Saturday, March 24, 2012

Goliad, TX

Birdie and I went to Goliad twice, once before the accident and again after....which seems to be how I am measuring time these days. Decided to combine both visits in one post.

On our first visit, we visited the Goliad Downtown Historic District.

The Courthouse graces the center of the square.
And conveniently in front of the Courthouse is the Hanging Tree.

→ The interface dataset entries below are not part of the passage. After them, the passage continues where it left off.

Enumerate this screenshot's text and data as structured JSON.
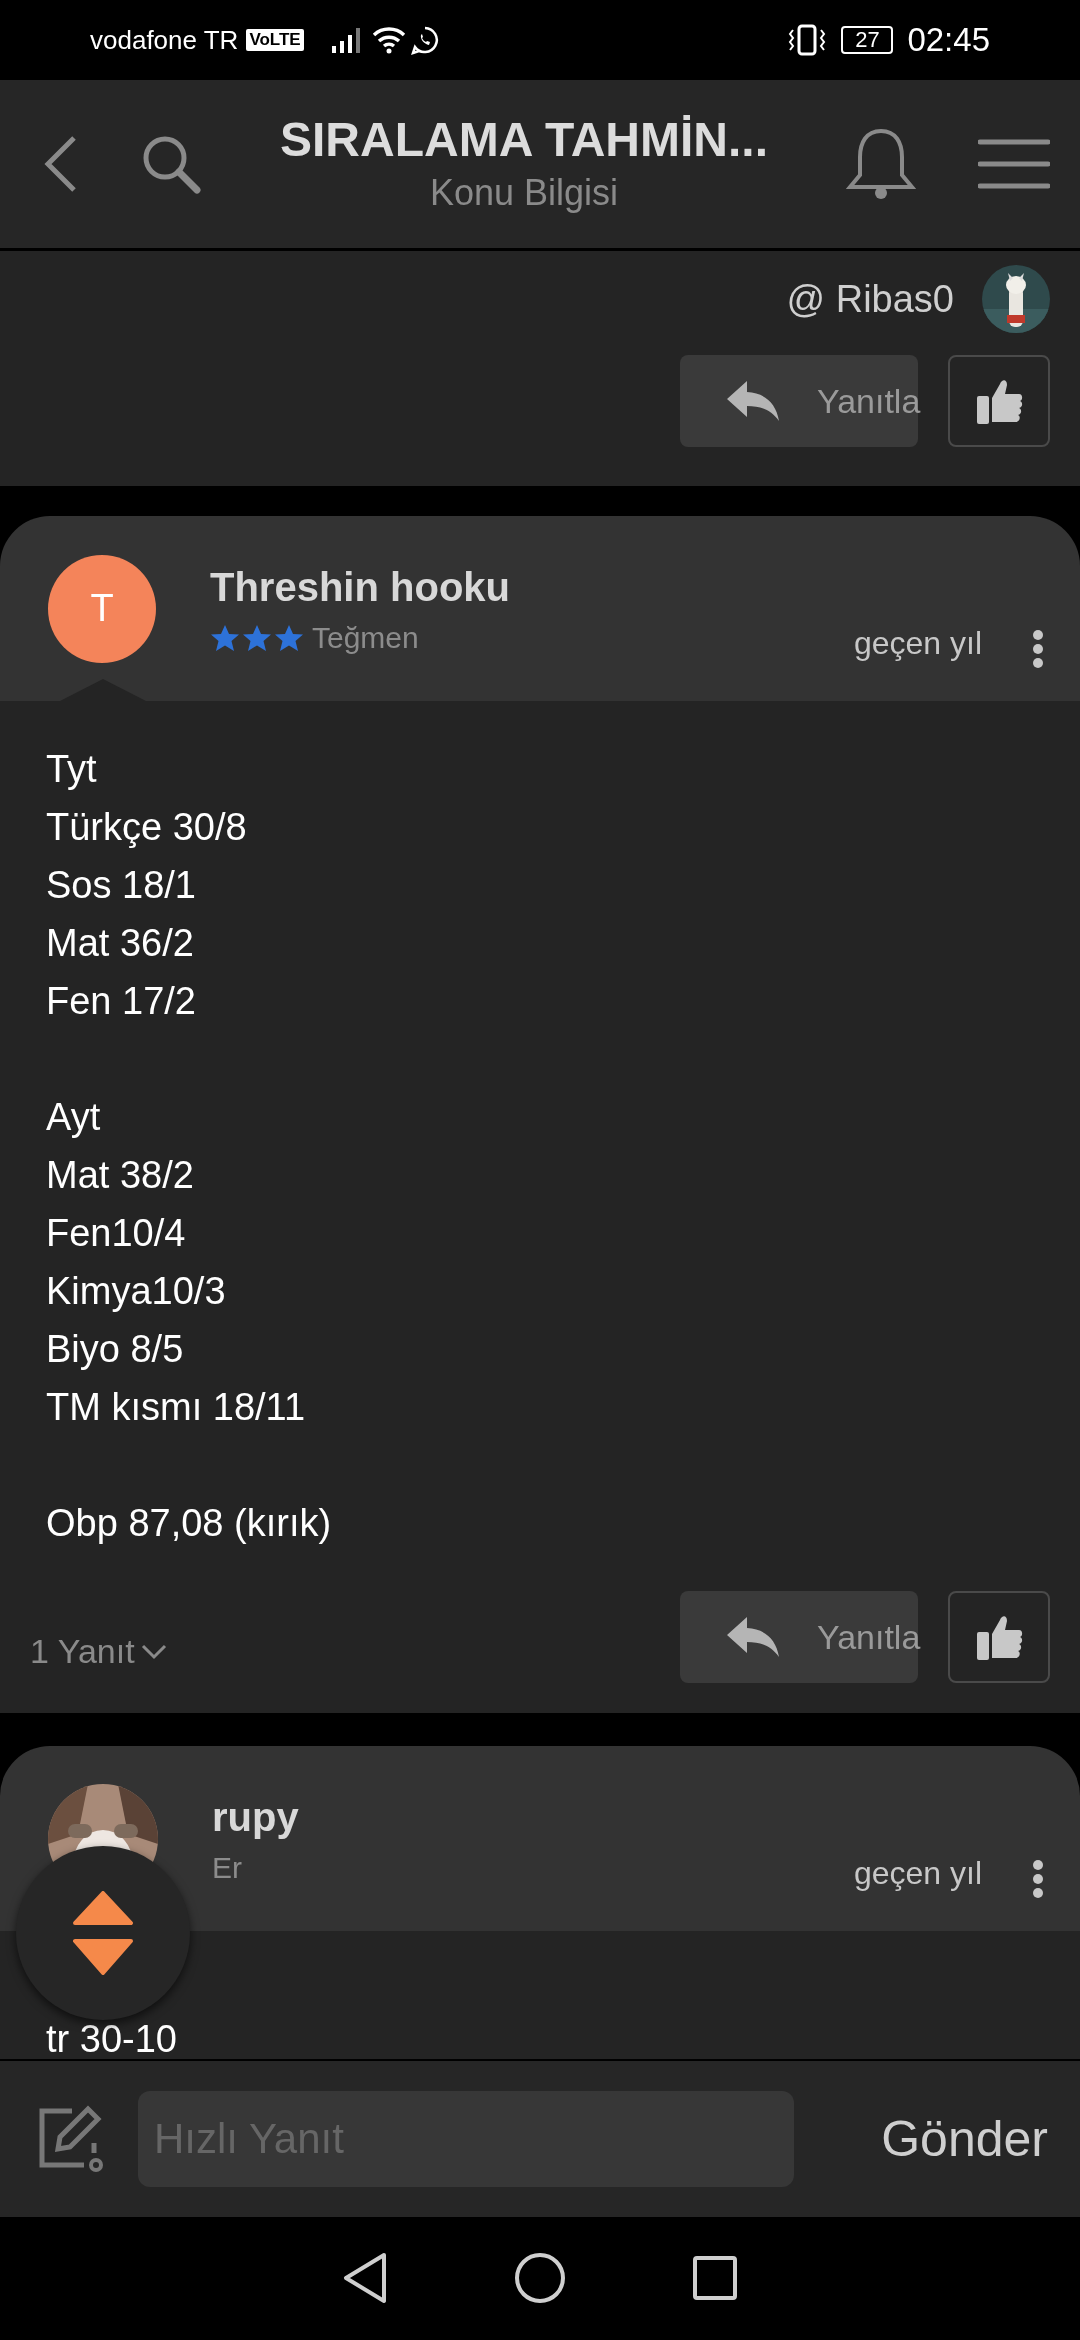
{
  "status_bar": {
    "carrier": "vodafone TR",
    "network_badge": "VoLTE",
    "battery": "27",
    "time": "02:45"
  },
  "header": {
    "title": "SIRALAMA TAHMİN...",
    "subtitle": "Konu Bilgisi"
  },
  "previous_post": {
    "mention": "@ Ribas0",
    "reply_button": "Yanıtla"
  },
  "posts": [
    {
      "kind": "letter",
      "initial": "T",
      "author": "Threshin hooku",
      "stars": 3,
      "rank": "Teğmen",
      "time": "geçen yıl",
      "paragraphs": [
        [
          "Tyt",
          "Türkçe 30/8",
          "Sos 18/1",
          "Mat 36/2",
          "Fen 17/2"
        ],
        [
          "Ayt",
          "Mat 38/2",
          "Fen10/4",
          "Kimya10/3",
          "Biyo 8/5",
          "TM kısmı 18/11"
        ],
        [
          "Obp 87,08 (kırık)"
        ]
      ],
      "replies": "1 Yanıt",
      "reply_button": "Yanıtla"
    },
    {
      "kind": "picture",
      "author": "rupy",
      "rank": "Er",
      "time": "geçen yıl",
      "paragraphs": [
        [
          "tr 30-10"
        ]
      ]
    }
  ],
  "quick_reply": {
    "placeholder": "Hızlı Yanıt",
    "send": "Gönder"
  }
}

 If only the Hanging Tree could talk...
Around the square, historic storefronts.
 Simba's checking to see if this cow is real.
 I wonder if this restaurant was there when the hangings were common. Entertainment while you eat...ack.
 Other side of the square..
 Looks like a faded mural on one side of the building, but didn't get a close-up view.
 Market House Museum, formally a meat and produce market in the early 1870s.
 Inside we learn how Texas got her name.
A big part of the history of this place is at the Presidio la Bahia
 With a display of 9 flags representing different nations that have controlled it in its history.
The fort is largely authentically restored, and the Chapel is the only original structure that remains.
Bell tower and statue....more about that later.
 About the Presidio
Inside, we first watched a video, then took a walk back in time, each room representing a different time or event.
 Many artifacts were displayed. I remember this one because the sign said the tree-pattern glaze on this pottery bowl was created with urine and tobacco. Don't think I want to eat my breakfast Cheerios in it.
 The Presidio was there to protect the Mission and its surrounding community. This type of house was called a jacal.
 That was interesting because our campground area had the same name. I wonder if that was where the community of little houses once stood.
Everyone learns about and remembers the Alamo, but I learned that after that battle, an even worse massacre happened in Goliad.
 The timeline helps to put events in perspective.
 Looking out into the Presidio courtyard.
 Inside the walls
 Fannin was killed here and his grave and memorial are nearby.

 The first Texas Declaration of Independence from Mexico was signed on the alter of the Chapel in 1835.
 The Chapel still holds weekly services.
 Inside the Chapel
 A Catholic Historic Site
 About the bell
 The bell, and in the background, what remains of the original Chapel doors.
 More about the Chapel's history.

 Living quarters within the Presidio walls.
 The roles of women
 General Zaragoza was born here, and later became known for his role in the Battle of Puebla on May 5, 1862. The date is celebrated today as Cinco de Mayo.

 A mural depicting that famous battle.
The Presidio was built to help protect the Mission  Espiritu Santo which is located on the grounds of what is now Goliad State Park.
 I only got pictures of the outside, and was not able to tour the inside because...
There was a wedding going on.
 Goliad is also the location of the start of the first major Texas cattle drive.
Springtime was just beginning on our first visit to Goliad. Lots of cardinals were getting ready to do their mating.
 Wildflowers were just beginning to bloom.
 Saw a few birds....Loggerhead Shrike
 American Kestrel
 Beginnings of wildflowers.
But when we came back two weeks later it was beautiful!
 Simba loved running and rolling in all the flowers.
Couldn't see it all, so enough reason to visit Goliad again.